Personal information of individuals other than the applicant's late aunt is contained on pages 1, 5, 7, 8, 9, 15 and 17 of the records. The Regulations do not provide for a right of access to such information. I am satisfied that section 37(1) applies to this information.
However, as I have outlined above, subsection (1) is subject to the other provisions of the section. Subsections (2) and (5) essentially serve to dis-apply subsection (1). Subsection (2) sets out various circumstances where subsection (1) does not apply while subsection (5) provides for the release of records to which subsection (1) applies where the body considers that on balance (a) the public interest in granting the request outweighs the public interest in protecting the right to privacy of the individual to whom the information relates, or (b) the grant of the request would benefit the individual to whom the information relates.
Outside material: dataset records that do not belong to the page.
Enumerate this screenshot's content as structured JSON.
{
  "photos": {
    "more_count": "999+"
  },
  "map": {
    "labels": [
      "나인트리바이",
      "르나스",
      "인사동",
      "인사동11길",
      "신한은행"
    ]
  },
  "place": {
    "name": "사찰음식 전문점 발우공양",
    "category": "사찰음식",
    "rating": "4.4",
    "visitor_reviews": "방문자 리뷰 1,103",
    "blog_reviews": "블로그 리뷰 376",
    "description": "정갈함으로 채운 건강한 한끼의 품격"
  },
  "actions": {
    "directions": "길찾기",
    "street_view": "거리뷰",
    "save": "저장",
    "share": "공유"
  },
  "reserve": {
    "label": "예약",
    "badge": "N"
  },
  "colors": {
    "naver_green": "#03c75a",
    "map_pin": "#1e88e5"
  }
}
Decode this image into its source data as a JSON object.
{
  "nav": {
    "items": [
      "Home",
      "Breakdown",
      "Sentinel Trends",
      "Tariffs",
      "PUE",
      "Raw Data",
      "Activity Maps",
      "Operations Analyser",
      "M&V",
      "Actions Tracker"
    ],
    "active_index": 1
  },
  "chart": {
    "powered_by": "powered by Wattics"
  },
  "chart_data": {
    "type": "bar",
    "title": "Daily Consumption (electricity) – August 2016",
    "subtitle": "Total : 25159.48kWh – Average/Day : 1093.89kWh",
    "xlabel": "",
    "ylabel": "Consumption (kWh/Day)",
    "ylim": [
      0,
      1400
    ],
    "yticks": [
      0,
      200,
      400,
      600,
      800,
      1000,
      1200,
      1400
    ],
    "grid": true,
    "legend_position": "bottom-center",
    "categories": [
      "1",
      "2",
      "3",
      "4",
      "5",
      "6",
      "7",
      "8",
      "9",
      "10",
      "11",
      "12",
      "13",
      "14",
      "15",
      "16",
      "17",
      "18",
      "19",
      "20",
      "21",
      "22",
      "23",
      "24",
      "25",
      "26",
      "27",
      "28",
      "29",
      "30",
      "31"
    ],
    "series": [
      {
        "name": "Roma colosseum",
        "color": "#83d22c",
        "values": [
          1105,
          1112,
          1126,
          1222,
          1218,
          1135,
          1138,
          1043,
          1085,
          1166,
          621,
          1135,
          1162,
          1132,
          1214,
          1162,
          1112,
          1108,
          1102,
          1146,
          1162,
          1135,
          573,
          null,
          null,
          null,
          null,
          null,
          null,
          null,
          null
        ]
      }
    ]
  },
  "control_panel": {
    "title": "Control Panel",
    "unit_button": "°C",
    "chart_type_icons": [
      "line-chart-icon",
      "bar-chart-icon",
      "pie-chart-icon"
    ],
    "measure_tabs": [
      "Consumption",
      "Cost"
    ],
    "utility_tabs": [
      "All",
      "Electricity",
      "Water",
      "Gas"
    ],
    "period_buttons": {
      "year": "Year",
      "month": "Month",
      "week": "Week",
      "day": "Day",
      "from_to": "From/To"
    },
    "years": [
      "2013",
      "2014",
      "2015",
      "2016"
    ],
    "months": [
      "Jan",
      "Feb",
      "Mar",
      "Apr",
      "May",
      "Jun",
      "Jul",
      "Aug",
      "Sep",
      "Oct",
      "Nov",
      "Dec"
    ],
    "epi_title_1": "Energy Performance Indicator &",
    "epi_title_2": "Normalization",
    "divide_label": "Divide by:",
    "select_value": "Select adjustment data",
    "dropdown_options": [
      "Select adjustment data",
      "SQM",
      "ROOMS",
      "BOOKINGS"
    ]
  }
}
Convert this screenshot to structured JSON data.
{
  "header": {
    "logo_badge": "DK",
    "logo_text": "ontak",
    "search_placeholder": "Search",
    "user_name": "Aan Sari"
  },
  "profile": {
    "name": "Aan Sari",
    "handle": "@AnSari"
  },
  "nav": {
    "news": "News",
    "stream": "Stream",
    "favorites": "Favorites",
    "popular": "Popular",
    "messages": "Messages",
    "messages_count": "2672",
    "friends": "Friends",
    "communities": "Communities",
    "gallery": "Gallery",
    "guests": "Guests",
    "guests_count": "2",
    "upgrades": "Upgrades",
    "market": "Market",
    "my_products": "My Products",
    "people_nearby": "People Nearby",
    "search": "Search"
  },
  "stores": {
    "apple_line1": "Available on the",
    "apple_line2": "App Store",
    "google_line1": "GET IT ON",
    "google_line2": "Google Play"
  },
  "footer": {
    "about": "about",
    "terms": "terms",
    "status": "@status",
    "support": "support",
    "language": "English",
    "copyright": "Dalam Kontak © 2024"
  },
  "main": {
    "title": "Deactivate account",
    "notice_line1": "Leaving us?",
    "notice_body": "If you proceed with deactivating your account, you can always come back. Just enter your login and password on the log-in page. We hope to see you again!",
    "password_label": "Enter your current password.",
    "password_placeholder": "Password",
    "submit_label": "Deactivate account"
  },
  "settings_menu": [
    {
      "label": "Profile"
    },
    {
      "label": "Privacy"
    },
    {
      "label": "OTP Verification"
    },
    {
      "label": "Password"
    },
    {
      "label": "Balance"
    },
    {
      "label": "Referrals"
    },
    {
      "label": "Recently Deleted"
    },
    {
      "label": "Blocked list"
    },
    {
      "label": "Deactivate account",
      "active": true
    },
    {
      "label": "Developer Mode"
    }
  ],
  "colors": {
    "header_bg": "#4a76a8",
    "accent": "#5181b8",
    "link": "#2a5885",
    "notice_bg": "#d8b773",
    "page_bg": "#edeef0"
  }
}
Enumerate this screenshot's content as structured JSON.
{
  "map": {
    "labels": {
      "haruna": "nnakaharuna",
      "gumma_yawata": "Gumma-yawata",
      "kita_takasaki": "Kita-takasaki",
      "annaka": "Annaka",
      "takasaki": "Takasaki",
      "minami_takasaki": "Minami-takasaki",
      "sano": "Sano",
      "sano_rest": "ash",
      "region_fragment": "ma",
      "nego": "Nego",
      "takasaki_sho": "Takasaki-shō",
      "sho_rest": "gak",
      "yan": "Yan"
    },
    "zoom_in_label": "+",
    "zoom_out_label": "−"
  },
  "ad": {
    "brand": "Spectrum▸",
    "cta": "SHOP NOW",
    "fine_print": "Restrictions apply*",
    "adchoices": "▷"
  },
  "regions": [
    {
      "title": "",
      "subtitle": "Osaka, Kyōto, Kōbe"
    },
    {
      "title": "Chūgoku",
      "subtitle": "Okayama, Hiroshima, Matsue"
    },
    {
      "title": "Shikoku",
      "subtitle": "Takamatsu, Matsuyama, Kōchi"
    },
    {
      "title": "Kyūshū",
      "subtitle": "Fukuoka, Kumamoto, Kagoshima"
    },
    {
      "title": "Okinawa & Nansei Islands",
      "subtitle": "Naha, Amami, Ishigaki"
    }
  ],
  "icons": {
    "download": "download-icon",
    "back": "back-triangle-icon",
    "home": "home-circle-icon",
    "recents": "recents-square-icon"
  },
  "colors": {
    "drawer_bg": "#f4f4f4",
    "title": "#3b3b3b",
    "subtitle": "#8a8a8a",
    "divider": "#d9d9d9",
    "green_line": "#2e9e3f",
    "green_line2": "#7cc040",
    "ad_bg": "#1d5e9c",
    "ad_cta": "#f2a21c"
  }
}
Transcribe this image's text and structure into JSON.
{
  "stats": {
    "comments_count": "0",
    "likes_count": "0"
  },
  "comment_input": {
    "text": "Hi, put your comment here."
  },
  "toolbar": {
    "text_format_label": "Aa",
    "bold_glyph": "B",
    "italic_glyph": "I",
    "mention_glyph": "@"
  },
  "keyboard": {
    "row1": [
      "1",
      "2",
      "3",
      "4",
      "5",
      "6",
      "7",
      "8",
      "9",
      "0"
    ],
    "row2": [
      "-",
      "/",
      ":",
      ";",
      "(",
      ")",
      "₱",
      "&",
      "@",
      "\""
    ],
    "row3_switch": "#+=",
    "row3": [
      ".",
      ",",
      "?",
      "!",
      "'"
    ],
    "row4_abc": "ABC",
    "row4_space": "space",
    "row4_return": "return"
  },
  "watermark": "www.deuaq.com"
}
I am satisfied that none of the circumstances set out in subsection (2) arise in this case, nor do I consider that the release of the information would benefit the individuals concerned. It therefore remains for me to consider whether the public interest in granting access to the information would, on balance, outweigh the public interest in protecting the privacy rights of those individuals.
The FOI Act itself recognises the public interest in ensuring the transparency and accountability of public bodies. On the other hand, however, the language of section 37 and the Long Title to the FOI Act recognise a very strong public interest in protecting the right to privacy, which has a Constitutional dimension, as one of the un-enumerated personal rights under the Constitution. Accordingly, when considering section 37(5)(a), privacy rights will be set aside only where the public interest served by granting the request (and breaching those rights) is sufficiently strong to outweigh the public interest in protecting privacy.
The question I must consider is whether the public interest in further enhancing the transparency and accountability of the HSE is sufficient to outweigh, on balance, the privacy rights of the third parties concerned. In my view, it is not. I fail to see how the disclosure of the information at issue would serve to enhance the transparency and accountability of the HSE in relation to the services it provided. I find, therefore, that section 37(1) applies to that information.
Having carried out a review under Section 22(2) of the FOI Act, I hereby annul the decision of the HSE to refuse the applicant's request for access to the mental health records of her late aunt under section 37(1). I direct the release of all records subject to the following specific redactions:
· Page 1 - Line 2 of "History" from "Her..." to "She was started by..."
· Page 5 - Line 6 of letter from "Patient feels" to "Ten years ago" and last line of page 5
· Page 7 - Line 3 of "Presenting" from "Her..." to "She was seen..."
· Page 8 - Line 2 of "Current" from "alone..." to end of sentence
· Page 9 - Section headed "Presenting" from "Her..." to "She was seen..."
· Page 15 - Section headed "Additional Information"
· Page 17 - Line 3 from "unable..." to "Seen and..."
Right of Appeal
Section 24 of the FOI Act sets out detailed provisions for an appeal to the High Court by a party to a review, or any other person affected by the decision. In summary, such an appeal, normally on a point of law, must be initiated by the applicant not later than eight weeks after notice of the decision was given, and by any other party not later than four weeks after notice of the decision was given.